Task brief - Please copy each line from the entries that contains the string "JSON".

Source records -
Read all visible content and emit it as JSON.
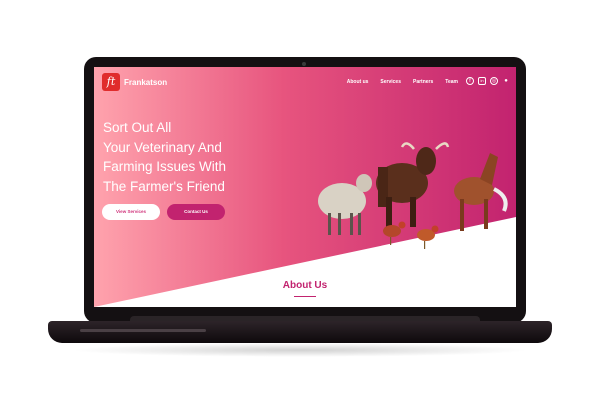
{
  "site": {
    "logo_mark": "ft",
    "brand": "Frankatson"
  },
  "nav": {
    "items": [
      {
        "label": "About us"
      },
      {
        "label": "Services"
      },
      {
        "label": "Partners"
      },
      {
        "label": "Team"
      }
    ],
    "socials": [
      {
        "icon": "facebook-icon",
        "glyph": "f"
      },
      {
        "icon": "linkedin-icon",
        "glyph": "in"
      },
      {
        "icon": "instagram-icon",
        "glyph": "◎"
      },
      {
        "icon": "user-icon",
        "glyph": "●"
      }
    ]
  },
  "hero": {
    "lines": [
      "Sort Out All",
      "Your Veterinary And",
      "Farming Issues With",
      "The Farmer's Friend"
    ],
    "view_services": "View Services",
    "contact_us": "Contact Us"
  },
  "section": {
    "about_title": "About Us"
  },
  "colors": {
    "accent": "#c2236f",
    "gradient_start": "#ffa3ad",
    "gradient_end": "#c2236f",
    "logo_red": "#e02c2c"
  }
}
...
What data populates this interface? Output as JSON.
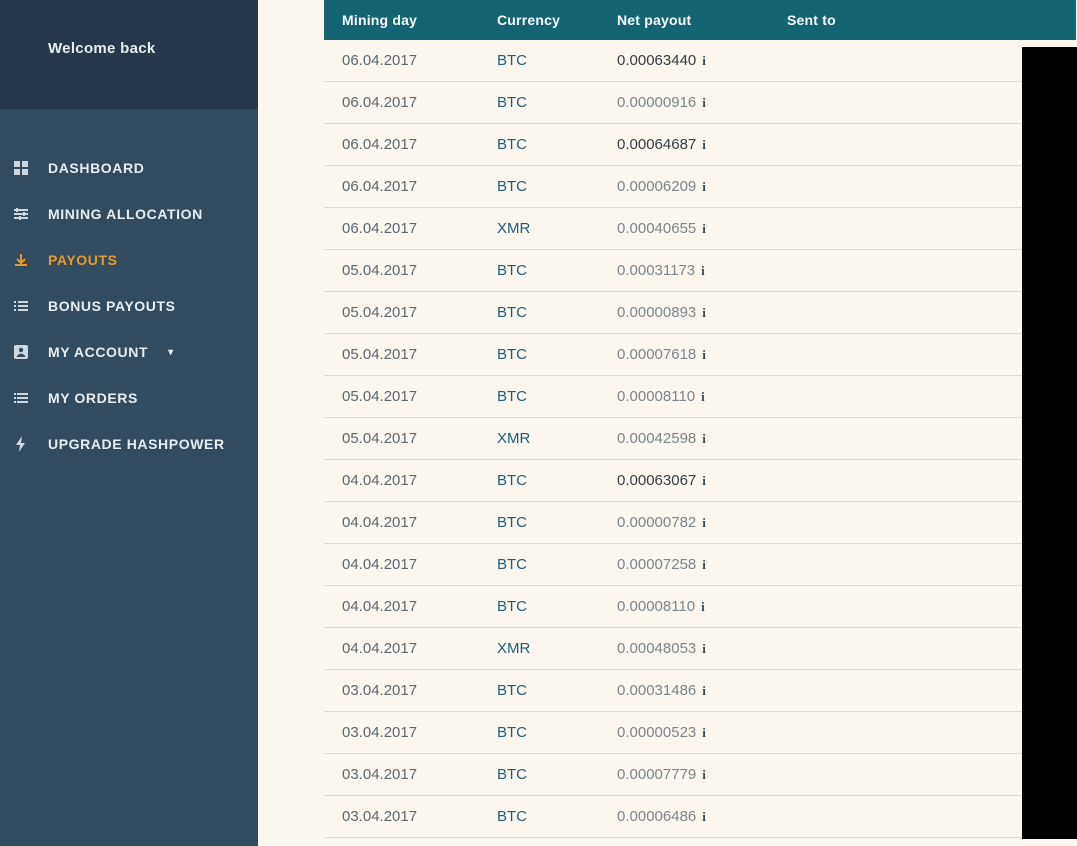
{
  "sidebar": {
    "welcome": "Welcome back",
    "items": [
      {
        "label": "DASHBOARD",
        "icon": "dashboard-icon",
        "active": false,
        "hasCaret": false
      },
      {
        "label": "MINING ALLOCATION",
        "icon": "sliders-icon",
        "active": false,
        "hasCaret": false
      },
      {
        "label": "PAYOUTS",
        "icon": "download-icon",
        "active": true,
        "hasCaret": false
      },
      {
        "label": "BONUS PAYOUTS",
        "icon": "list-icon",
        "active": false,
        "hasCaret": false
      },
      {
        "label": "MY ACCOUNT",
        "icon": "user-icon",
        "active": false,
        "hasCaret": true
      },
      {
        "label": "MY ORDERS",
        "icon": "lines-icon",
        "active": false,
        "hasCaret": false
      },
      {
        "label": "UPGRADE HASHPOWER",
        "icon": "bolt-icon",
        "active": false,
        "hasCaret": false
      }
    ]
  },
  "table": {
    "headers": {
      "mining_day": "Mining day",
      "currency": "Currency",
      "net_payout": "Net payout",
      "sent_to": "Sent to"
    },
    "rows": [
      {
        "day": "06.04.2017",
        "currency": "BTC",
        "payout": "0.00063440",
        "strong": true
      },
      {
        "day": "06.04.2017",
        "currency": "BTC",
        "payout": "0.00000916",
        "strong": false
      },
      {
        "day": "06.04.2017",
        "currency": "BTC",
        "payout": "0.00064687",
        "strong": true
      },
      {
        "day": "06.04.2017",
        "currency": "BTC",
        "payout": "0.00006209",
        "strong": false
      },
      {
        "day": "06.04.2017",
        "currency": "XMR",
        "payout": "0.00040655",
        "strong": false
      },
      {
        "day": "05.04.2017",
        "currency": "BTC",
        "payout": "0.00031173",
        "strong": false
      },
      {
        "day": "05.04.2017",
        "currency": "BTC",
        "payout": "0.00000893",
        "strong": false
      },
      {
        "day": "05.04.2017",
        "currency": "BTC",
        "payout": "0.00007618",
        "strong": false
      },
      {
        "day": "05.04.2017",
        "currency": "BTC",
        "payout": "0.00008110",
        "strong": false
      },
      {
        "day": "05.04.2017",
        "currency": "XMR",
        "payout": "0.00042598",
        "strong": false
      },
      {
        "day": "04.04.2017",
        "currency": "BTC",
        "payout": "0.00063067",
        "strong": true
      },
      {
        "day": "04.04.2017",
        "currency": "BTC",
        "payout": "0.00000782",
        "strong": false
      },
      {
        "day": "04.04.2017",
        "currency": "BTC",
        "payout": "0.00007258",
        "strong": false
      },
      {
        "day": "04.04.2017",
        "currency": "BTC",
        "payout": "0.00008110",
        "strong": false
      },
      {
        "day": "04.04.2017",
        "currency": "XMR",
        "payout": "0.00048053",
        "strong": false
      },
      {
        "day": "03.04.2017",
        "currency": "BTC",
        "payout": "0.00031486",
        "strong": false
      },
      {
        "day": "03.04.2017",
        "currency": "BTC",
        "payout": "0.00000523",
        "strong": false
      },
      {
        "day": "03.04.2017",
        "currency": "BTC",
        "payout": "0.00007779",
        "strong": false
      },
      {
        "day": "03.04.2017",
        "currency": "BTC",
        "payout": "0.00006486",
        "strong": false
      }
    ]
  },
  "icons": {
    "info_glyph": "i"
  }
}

Response for this exercise -
Read all visible content and emit it as JSON.
What data populates this interface? Output as JSON.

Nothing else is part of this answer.